NAEA Propertymark has thrown its weight behind a Competitions and Markets Authority investigation into whether consumer protection law has been broken in the sale of some leasehold homes.
On Friday we reported that the CMA was probing four specific housebuilders and a series of other unnamed companies following the discovery of what it calls “troubling evidence of potentially unfair terms concerning ground rents in leasehold contracts and potential mis-selling.”
Mark Hayward, the NAEA chief executive, says: “It’s promising to see the CMA is taking enforcement action against four house builders on the grounds of mis-selling and unfair contract terms in relation to leasehold homes … for too long house builders and developers have not been transparent enough about what it means to buy a leasehold property, leaving many in financial difficulty as they have become trapped in confusing contracts with their freeholder.”
Last year a Propertymark report into the issue revealed that 62 per cent of leasehold property owners felt they were mis-sold and a further 93 per cent wouldn’t buy another leasehold property.

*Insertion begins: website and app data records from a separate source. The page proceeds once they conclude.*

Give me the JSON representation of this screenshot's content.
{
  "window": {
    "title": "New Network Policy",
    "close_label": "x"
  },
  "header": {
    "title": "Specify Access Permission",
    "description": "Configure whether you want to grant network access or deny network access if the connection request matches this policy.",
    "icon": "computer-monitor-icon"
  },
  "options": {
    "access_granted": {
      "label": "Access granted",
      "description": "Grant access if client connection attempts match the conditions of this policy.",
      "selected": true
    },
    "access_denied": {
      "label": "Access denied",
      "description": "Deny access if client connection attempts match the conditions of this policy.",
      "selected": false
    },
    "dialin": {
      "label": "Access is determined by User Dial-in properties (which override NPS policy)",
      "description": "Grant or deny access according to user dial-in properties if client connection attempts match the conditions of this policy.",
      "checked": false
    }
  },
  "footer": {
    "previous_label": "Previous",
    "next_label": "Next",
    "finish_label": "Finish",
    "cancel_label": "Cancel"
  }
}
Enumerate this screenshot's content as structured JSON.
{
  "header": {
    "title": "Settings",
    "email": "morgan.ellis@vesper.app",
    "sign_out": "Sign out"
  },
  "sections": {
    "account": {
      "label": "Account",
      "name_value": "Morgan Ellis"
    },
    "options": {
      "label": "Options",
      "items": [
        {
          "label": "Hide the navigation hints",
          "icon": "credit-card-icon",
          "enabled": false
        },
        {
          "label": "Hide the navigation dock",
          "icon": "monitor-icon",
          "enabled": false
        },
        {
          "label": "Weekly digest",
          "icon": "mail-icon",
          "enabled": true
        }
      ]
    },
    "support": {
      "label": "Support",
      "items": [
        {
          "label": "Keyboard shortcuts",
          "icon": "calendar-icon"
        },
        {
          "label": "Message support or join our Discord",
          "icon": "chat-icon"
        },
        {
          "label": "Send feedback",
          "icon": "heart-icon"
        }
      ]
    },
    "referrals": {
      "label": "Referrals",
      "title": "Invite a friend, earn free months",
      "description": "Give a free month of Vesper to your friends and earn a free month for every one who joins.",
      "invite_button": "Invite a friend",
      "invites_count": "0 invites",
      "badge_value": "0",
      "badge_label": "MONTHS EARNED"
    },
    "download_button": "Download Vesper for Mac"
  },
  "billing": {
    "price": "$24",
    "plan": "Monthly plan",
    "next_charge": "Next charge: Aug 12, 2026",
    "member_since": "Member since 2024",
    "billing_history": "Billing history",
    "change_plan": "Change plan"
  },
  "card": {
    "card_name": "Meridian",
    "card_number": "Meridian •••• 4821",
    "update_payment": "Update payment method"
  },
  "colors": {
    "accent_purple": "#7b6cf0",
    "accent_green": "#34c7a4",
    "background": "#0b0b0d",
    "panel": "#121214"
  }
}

The CMA investigation has no time limit and the authority says likely penalties - if wrongdoing is found - include legal commitments from the companies to change the way they do business, or if necessary, the authority could take firms to court.
Housing Secretary Robert Jenrick tweeted over the weekend: “Shameful practices of this kind have no place in our housing market and we are going to put an end to them.
“The government asked the CMA to conduct this investigation and I strongly welcome the action to tackle mis-selling in the leasehold sector and want to see homeowners who have been affected by crippling ground rents swiftly obtain the justice and redress they deserve.
"Developers and freeholders must rectify the problems and ensure these disgraceful practices never happen again. We will be introducing legislation to restrict ground rents in new leases to zero and outlaw new leasehold houses.
“We are also considering the important work of the Law Commission on wider reforms to leasehold such as enfranchisement rights and will be responding in due course.”